The University of Maryland, College Park will lead a pilot program to design and test an engineering dual credit course as engineering looks to become a more critical part of high school education.
The program, funded by a $4 million grant from the National Science Foundation, will be led by the University of Maryland, partnering with Morgan State University, Arizona State University and Virginia Tech.
“These kinds of dual credit programs do exist, but (not) particularly in engineering. Because engineering has not had its own separate discipline, (it has not been addressed in a meaningful way),” said Margaret McLaughlin, associate dean for research and innovation and partnerships at the University of Maryland’s College of Education. “Yet, it’s such a core piece, particularly of the new science standard.”
The developing program will develop a nationwide pre-college course on engineering principles and design. The program, Engineering For US All, aims to create a standardized engineering program that could put students on the path to achieving college engineering credit while in high school.
“Oftentimes engineering is not a word that is heard in K-12,” said Don Millard, acting division director of engineering education and centers at the National Science Foundation. “Hopefully students who are able to pursue this type of program would hopefully be able to receive credit.”
The foundation hopes that the pilot can eventually lead to an official advanced placement course and test for engineering.
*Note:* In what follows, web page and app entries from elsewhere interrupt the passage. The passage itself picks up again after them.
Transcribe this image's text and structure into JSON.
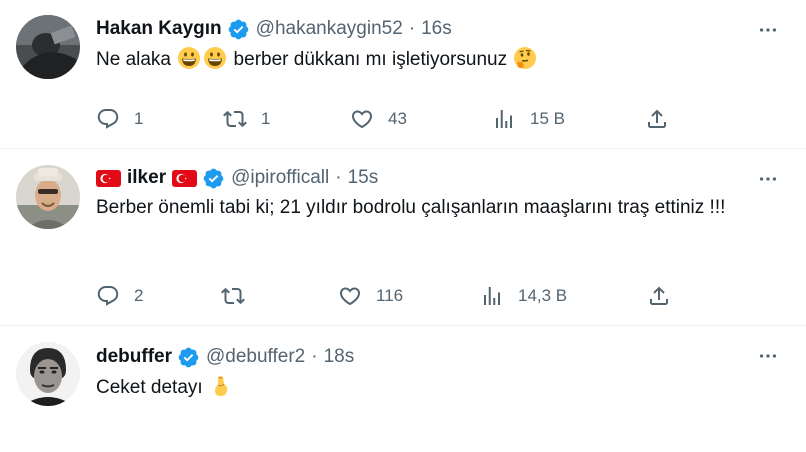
{
  "tweets": [
    {
      "name": "Hakan Kaygın",
      "handle": "@hakankaygin52",
      "separator": "·",
      "time": "16s",
      "text_before": "Ne alaka ",
      "text_after": " berber dükkanı mı işletiyorsunuz ",
      "emojis": [
        "grinning-face-emoji",
        "grinning-face-emoji",
        "thinking-face-emoji"
      ],
      "replies": "1",
      "reposts": "1",
      "likes": "43",
      "views": "15 B"
    },
    {
      "name": "ilker",
      "handle": "@ipirofficall",
      "separator": "·",
      "time": "15s",
      "text": "Berber önemli tabi ki;  21 yıldır bodrolu çalışanların maaşlarını traş ettiniz !!!",
      "replies": "2",
      "reposts": "",
      "likes": "116",
      "views": "14,3 B"
    },
    {
      "name": "debuffer",
      "handle": "@debuffer2",
      "separator": "·",
      "time": "18s",
      "text": "Ceket detayı ",
      "emojis": [
        "pinched-fingers-emoji"
      ]
    }
  ],
  "icons": [
    "verified-badge-icon",
    "more-icon",
    "reply-icon",
    "repost-icon",
    "like-icon",
    "views-icon",
    "share-icon",
    "turkish-flag-icon"
  ],
  "colors": {
    "verified": "#1d9bf0",
    "secondary_text": "#536471",
    "primary_text": "#0f1419",
    "divider": "#eff3f4",
    "flag_red": "#e30a17"
  }
}
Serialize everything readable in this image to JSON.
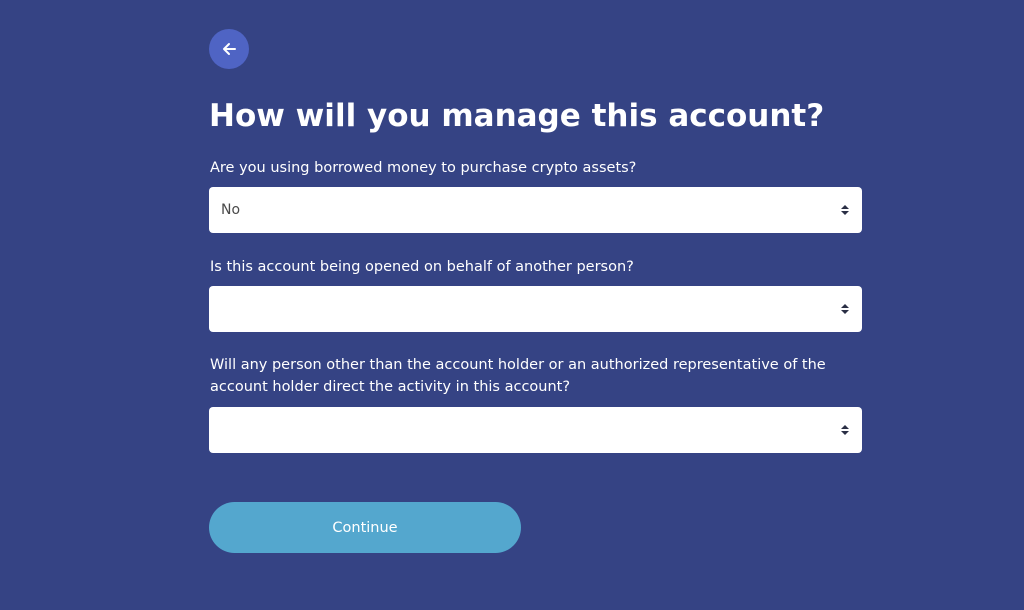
{
  "colors": {
    "background": "#354384",
    "back_button": "#4f64c4",
    "continue_button": "#54a7ce",
    "field_background": "#ffffff"
  },
  "nav": {
    "back_icon": "arrow-left-icon"
  },
  "title": "How will you manage this account?",
  "questions": [
    {
      "label": "Are you using borrowed money to purchase crypto assets?",
      "selected": "No"
    },
    {
      "label": "Is this account being opened on behalf of another person?",
      "selected": ""
    },
    {
      "label": "Will any person other than the account holder or an authorized representative of the account holder direct the activity in this account?",
      "selected": ""
    }
  ],
  "continue_label": "Continue"
}
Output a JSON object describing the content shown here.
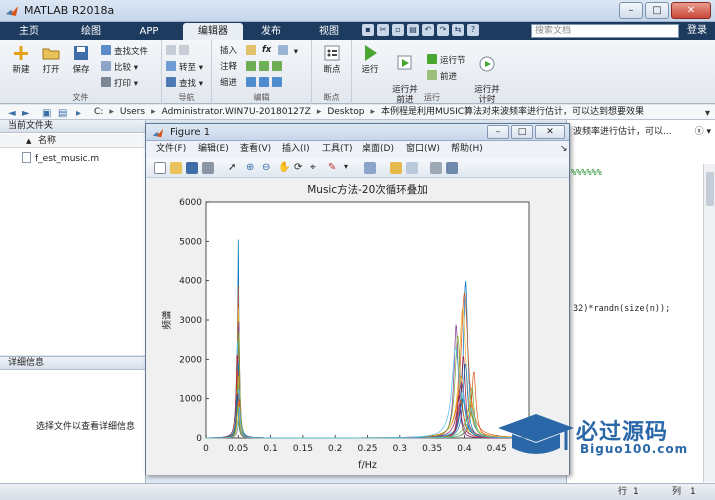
{
  "window": {
    "title": "MATLAB R2018a"
  },
  "window_buttons": {
    "minimize": "–",
    "maximize": "□",
    "close": "✕"
  },
  "tabs": [
    {
      "label": "主页"
    },
    {
      "label": "绘图"
    },
    {
      "label": "APP"
    },
    {
      "label": "编辑器"
    },
    {
      "label": "发布"
    },
    {
      "label": "视图"
    }
  ],
  "search": {
    "placeholder": "搜索文档"
  },
  "login": {
    "label": "登录"
  },
  "ribbon": {
    "file_group": {
      "label": "文件",
      "new": "新建",
      "open": "打开",
      "save": "保存",
      "find_files": "查找文件",
      "compare": "比较",
      "print": "打印"
    },
    "nav_group": {
      "label": "导航",
      "goto": "转至",
      "find": "查找"
    },
    "edit_group": {
      "label": "编辑",
      "insert": "插入",
      "comment": "注释",
      "indent": "缩进",
      "fx": "fx"
    },
    "breakpoint_group": {
      "label": "断点",
      "breakpoint": "断点"
    },
    "run_group": {
      "label": "运行",
      "run": "运行",
      "run_advance": "运行并\n前进",
      "run_section": "运行节",
      "advance": "前进",
      "run_time": "运行并\n计时"
    }
  },
  "path": {
    "crumbs": [
      "C:",
      "Users",
      "Administrator.WIN7U-20180127Z",
      "Desktop",
      "本例程是利用MUSIC算法对来波频率进行估计，可以达到想要效果"
    ]
  },
  "current_folder": {
    "title": "当前文件夹",
    "column_name": "名称",
    "sort_indicator": "▲",
    "files": [
      "f_est_music.m"
    ]
  },
  "details": {
    "title": "详细信息",
    "hint": "选择文件以查看详细信息"
  },
  "editor": {
    "title": "波频率进行估计，可以...",
    "line1": "%%%%%%",
    "line2": "32)*randn(size(n));"
  },
  "statusbar": {
    "row_label": "行",
    "row_value": "1",
    "col_label": "列",
    "col_value": "1"
  },
  "figure": {
    "title": "Figure 1",
    "menu": [
      "文件(F)",
      "编辑(E)",
      "查看(V)",
      "插入(I)",
      "工具(T)",
      "桌面(D)",
      "窗口(W)",
      "帮助(H)"
    ]
  },
  "chart_data": {
    "type": "line",
    "title": "Music方法-20次循环叠加",
    "xlabel": "f/Hz",
    "ylabel": "频谱",
    "xlim": [
      0,
      0.5
    ],
    "ylim": [
      0,
      6000
    ],
    "xticks": [
      "0",
      "0.05",
      "0.1",
      "0.15",
      "0.2",
      "0.25",
      "0.3",
      "0.35",
      "0.4",
      "0.45"
    ],
    "xtick_values": [
      0,
      0.05,
      0.1,
      0.15,
      0.2,
      0.25,
      0.3,
      0.35,
      0.4,
      0.45
    ],
    "yticks": [
      "0",
      "1000",
      "2000",
      "3000",
      "4000",
      "5000",
      "6000"
    ],
    "ytick_values": [
      0,
      1000,
      2000,
      3000,
      4000,
      5000,
      6000
    ],
    "grid": false,
    "series_count": 20,
    "peaks": [
      {
        "center": 0.05,
        "heights": [
          5050,
          4000,
          3500,
          3100,
          2800,
          2500,
          2200,
          2000,
          1800,
          1600,
          1500,
          1400,
          1300,
          1200,
          1100,
          1000,
          950,
          900,
          850,
          800
        ]
      },
      {
        "center": 0.4,
        "heights": [
          4000,
          3700,
          3300,
          2900,
          2600,
          2300,
          2100,
          1900,
          1700,
          1550,
          1400,
          1300,
          1200,
          1100,
          1000,
          950,
          900,
          850,
          800,
          750
        ]
      }
    ],
    "colors": [
      "#0072bd",
      "#d95319",
      "#edb120",
      "#7e2f8e",
      "#77ac30",
      "#4dbeee",
      "#a2142f"
    ]
  },
  "watermark": {
    "text": "必过源码",
    "sub": "Biguo100.com"
  }
}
One of the partners working on the pilot will be the College Board, which administers advanced placement tests.
The pilot will put more than 1,000 students at 40 high schools on pace to complete the program over three years.
Darryll Pines, dean of the University of Maryland’s A. James Clark School of Engineering, will serve as the pilot’s principal investigator.
Engineering could soon be a core part of high school curriculum, but there needs to be real forethought about putting these programs in place, McLaughlin said.
“If you’re familiar with the Next Generation Science Standards and that whole work that’s been recently done, to think about science not as the siloed disciplines, but almost as a whole, engineering is kind of the fulcrum, it’s the hub for that,” she said.
But developing those courses will take planning and thought, she added. Part of that will be developing a next generation of teachers for these engineering classes. It is estimated that hundreds of engineering educators will be involved in this pilot.
Right now, teachers of engineering courses that exist in high schools may have some engineering background, but it is also likely that their teaching certificate is in math, science or another related discipline. The first phase of the pilot will involve training the teachers.
“We’ve always been in this chicken and egg situation where if you didn’t have a course … you didn’t really have a market for teachers trained in that,” McLaughlin said. “One won’t work without the other.”
This story has been updated to add some context to McLaughlin’s first quote.